(Records from a dataset)
=======
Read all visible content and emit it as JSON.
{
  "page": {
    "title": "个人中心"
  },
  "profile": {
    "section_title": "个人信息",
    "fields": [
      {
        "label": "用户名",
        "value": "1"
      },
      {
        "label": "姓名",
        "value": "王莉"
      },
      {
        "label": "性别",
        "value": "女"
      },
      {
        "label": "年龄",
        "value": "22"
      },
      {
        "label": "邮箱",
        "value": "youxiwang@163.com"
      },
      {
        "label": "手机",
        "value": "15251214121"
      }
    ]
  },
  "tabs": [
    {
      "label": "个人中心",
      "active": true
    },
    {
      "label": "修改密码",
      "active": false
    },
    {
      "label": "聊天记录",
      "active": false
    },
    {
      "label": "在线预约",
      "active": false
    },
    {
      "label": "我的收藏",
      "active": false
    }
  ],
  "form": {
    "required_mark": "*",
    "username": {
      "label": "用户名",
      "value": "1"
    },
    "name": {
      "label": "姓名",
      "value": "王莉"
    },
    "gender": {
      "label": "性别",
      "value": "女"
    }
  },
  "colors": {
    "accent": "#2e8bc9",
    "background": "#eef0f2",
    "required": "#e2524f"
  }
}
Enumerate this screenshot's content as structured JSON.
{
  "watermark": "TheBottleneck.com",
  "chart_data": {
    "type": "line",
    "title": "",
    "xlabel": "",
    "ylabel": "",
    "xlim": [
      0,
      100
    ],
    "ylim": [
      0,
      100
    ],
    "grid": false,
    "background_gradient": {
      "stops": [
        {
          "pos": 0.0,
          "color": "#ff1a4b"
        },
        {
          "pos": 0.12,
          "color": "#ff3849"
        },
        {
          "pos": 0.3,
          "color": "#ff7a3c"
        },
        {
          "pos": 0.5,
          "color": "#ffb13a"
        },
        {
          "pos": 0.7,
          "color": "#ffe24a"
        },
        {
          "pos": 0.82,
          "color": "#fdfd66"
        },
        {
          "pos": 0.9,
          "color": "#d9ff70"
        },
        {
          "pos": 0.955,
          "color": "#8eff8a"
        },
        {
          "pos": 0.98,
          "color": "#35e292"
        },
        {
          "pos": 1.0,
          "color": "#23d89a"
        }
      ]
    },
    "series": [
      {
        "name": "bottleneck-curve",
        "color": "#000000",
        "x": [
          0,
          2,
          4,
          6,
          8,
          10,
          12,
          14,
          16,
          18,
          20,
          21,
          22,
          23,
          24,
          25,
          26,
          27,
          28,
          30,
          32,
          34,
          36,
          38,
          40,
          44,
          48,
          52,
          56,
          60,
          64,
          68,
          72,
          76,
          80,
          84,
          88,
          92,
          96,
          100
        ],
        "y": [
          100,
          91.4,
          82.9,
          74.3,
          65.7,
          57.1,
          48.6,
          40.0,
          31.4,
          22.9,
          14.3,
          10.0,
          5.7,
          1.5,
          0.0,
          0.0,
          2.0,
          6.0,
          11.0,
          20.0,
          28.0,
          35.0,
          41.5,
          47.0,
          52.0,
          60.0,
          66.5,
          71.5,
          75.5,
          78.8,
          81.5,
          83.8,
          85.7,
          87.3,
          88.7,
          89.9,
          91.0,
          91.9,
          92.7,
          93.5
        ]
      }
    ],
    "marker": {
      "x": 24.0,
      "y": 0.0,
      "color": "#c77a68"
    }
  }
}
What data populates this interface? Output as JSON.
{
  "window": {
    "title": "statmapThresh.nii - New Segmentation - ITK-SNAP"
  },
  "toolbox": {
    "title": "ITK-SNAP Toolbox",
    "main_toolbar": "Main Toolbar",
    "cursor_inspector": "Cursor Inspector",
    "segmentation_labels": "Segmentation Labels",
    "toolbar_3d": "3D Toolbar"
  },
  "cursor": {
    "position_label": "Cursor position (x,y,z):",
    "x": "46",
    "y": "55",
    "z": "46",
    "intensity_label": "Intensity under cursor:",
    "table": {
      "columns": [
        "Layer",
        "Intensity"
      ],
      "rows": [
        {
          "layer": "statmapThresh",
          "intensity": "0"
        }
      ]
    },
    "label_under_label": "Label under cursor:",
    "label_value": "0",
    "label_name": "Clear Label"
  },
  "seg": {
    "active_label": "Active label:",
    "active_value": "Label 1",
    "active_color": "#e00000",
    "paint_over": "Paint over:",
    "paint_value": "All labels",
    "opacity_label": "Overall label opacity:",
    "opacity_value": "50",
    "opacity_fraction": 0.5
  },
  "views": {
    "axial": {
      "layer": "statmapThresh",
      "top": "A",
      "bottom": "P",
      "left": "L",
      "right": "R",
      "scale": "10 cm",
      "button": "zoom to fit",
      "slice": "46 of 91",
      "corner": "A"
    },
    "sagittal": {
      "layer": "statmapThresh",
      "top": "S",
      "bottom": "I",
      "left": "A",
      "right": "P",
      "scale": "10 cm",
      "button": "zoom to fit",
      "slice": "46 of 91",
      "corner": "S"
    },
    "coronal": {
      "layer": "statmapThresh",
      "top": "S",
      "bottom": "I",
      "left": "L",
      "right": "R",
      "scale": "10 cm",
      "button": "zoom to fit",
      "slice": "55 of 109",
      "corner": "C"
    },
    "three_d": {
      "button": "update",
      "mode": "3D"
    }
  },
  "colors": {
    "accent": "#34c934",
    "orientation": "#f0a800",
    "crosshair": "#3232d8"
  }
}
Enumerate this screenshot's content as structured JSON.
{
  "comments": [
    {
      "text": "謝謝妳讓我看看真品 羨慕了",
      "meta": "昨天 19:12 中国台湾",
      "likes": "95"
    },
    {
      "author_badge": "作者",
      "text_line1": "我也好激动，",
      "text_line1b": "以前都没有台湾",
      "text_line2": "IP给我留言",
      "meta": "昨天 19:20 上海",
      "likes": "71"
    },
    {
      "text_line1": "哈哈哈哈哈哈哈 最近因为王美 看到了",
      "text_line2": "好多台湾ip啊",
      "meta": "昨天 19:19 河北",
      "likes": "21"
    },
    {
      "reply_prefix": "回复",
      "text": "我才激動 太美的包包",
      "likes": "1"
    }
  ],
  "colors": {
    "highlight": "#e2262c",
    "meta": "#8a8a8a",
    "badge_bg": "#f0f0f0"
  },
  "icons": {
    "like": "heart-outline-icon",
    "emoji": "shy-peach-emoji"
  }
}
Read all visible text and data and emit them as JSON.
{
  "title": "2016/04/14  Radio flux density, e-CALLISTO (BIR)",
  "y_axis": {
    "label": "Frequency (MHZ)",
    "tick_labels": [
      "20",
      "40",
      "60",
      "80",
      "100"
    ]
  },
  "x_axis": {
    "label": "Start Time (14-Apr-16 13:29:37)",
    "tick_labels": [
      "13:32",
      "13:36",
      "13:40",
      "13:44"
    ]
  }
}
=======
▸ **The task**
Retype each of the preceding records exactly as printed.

▸ **Response for this exercise**
Read all visible content and emit it as JSON.
{
  "page": {
    "title": "个人中心"
  },
  "profile": {
    "section_title": "个人信息",
    "fields": [
      {
        "label": "用户名",
        "value": "1"
      },
      {
        "label": "姓名",
        "value": "王莉"
      },
      {
        "label": "性别",
        "value": "女"
      },
      {
        "label": "年龄",
        "value": "22"
      },
      {
        "label": "邮箱",
        "value": "youxiwang@163.com"
      },
      {
        "label": "手机",
        "value": "15251214121"
      }
    ]
  },
  "tabs": [
    {
      "label": "个人中心",
      "active": true
    },
    {
      "label": "修改密码",
      "active": false
    },
    {
      "label": "聊天记录",
      "active": false
    },
    {
      "label": "在线预约",
      "active": false
    },
    {
      "label": "我的收藏",
      "active": false
    }
  ],
  "form": {
    "required_mark": "*",
    "username": {
      "label": "用户名",
      "value": "1"
    },
    "name": {
      "label": "姓名",
      "value": "王莉"
    },
    "gender": {
      "label": "性别",
      "value": "女"
    }
  },
  "colors": {
    "accent": "#2e8bc9",
    "background": "#eef0f2",
    "required": "#e2524f"
  }
}
Enumerate this screenshot's content as structured JSON.
{
  "watermark": "TheBottleneck.com",
  "chart_data": {
    "type": "line",
    "title": "",
    "xlabel": "",
    "ylabel": "",
    "xlim": [
      0,
      100
    ],
    "ylim": [
      0,
      100
    ],
    "grid": false,
    "background_gradient": {
      "stops": [
        {
          "pos": 0.0,
          "color": "#ff1a4b"
        },
        {
          "pos": 0.12,
          "color": "#ff3849"
        },
        {
          "pos": 0.3,
          "color": "#ff7a3c"
        },
        {
          "pos": 0.5,
          "color": "#ffb13a"
        },
        {
          "pos": 0.7,
          "color": "#ffe24a"
        },
        {
          "pos": 0.82,
          "color": "#fdfd66"
        },
        {
          "pos": 0.9,
          "color": "#d9ff70"
        },
        {
          "pos": 0.955,
          "color": "#8eff8a"
        },
        {
          "pos": 0.98,
          "color": "#35e292"
        },
        {
          "pos": 1.0,
          "color": "#23d89a"
        }
      ]
    },
    "series": [
      {
        "name": "bottleneck-curve",
        "color": "#000000",
        "x": [
          0,
          2,
          4,
          6,
          8,
          10,
          12,
          14,
          16,
          18,
          20,
          21,
          22,
          23,
          24,
          25,
          26,
          27,
          28,
          30,
          32,
          34,
          36,
          38,
          40,
          44,
          48,
          52,
          56,
          60,
          64,
          68,
          72,
          76,
          80,
          84,
          88,
          92,
          96,
          100
        ],
        "y": [
          100,
          91.4,
          82.9,
          74.3,
          65.7,
          57.1,
          48.6,
          40.0,
          31.4,
          22.9,
          14.3,
          10.0,
          5.7,
          1.5,
          0.0,
          0.0,
          2.0,
          6.0,
          11.0,
          20.0,
          28.0,
          35.0,
          41.5,
          47.0,
          52.0,
          60.0,
          66.5,
          71.5,
          75.5,
          78.8,
          81.5,
          83.8,
          85.7,
          87.3,
          88.7,
          89.9,
          91.0,
          91.9,
          92.7,
          93.5
        ]
      }
    ],
    "marker": {
      "x": 24.0,
      "y": 0.0,
      "color": "#c77a68"
    }
  }
}
What data populates this interface? Output as JSON.
{
  "window": {
    "title": "statmapThresh.nii - New Segmentation - ITK-SNAP"
  },
  "toolbox": {
    "title": "ITK-SNAP Toolbox",
    "main_toolbar": "Main Toolbar",
    "cursor_inspector": "Cursor Inspector",
    "segmentation_labels": "Segmentation Labels",
    "toolbar_3d": "3D Toolbar"
  },
  "cursor": {
    "position_label": "Cursor position (x,y,z):",
    "x": "46",
    "y": "55",
    "z": "46",
    "intensity_label": "Intensity under cursor:",
    "table": {
      "columns": [
        "Layer",
        "Intensity"
      ],
      "rows": [
        {
          "layer": "statmapThresh",
          "intensity": "0"
        }
      ]
    },
    "label_under_label": "Label under cursor:",
    "label_value": "0",
    "label_name": "Clear Label"
  },
  "seg": {
    "active_label": "Active label:",
    "active_value": "Label 1",
    "active_color": "#e00000",
    "paint_over": "Paint over:",
    "paint_value": "All labels",
    "opacity_label": "Overall label opacity:",
    "opacity_value": "50",
    "opacity_fraction": 0.5
  },
  "views": {
    "axial": {
      "layer": "statmapThresh",
      "top": "A",
      "bottom": "P",
      "left": "L",
      "right": "R",
      "scale": "10 cm",
      "button": "zoom to fit",
      "slice": "46 of 91",
      "corner": "A"
    },
    "sagittal": {
      "layer": "statmapThresh",
      "top": "S",
      "bottom": "I",
      "left": "A",
      "right": "P",
      "scale": "10 cm",
      "button": "zoom to fit",
      "slice": "46 of 91",
      "corner": "S"
    },
    "coronal": {
      "layer": "statmapThresh",
      "top": "S",
      "bottom": "I",
      "left": "L",
      "right": "R",
      "scale": "10 cm",
      "button": "zoom to fit",
      "slice": "55 of 109",
      "corner": "C"
    },
    "three_d": {
      "button": "update",
      "mode": "3D"
    }
  },
  "colors": {
    "accent": "#34c934",
    "orientation": "#f0a800",
    "crosshair": "#3232d8"
  }
}
Enumerate this screenshot's content as structured JSON.
{
  "comments": [
    {
      "text": "謝謝妳讓我看看真品 羨慕了",
      "meta": "昨天 19:12 中国台湾",
      "likes": "95"
    },
    {
      "author_badge": "作者",
      "text_line1": "我也好激动，",
      "text_line1b": "以前都没有台湾",
      "text_line2": "IP给我留言",
      "meta": "昨天 19:20 上海",
      "likes": "71"
    },
    {
      "text_line1": "哈哈哈哈哈哈哈 最近因为王美 看到了",
      "text_line2": "好多台湾ip啊",
      "meta": "昨天 19:19 河北",
      "likes": "21"
    },
    {
      "reply_prefix": "回复",
      "text": "我才激動 太美的包包",
      "likes": "1"
    }
  ],
  "colors": {
    "highlight": "#e2262c",
    "meta": "#8a8a8a",
    "badge_bg": "#f0f0f0"
  },
  "icons": {
    "like": "heart-outline-icon",
    "emoji": "shy-peach-emoji"
  }
}
Read all visible text and data and emit them as JSON.
{
  "title": "2016/04/14  Radio flux density, e-CALLISTO (BIR)",
  "y_axis": {
    "label": "Frequency (MHZ)",
    "tick_labels": [
      "20",
      "40",
      "60",
      "80",
      "100"
    ]
  },
  "x_axis": {
    "label": "Start Time (14-Apr-16 13:29:37)",
    "tick_labels": [
      "13:32",
      "13:36",
      "13:40",
      "13:44"
    ]
  }
}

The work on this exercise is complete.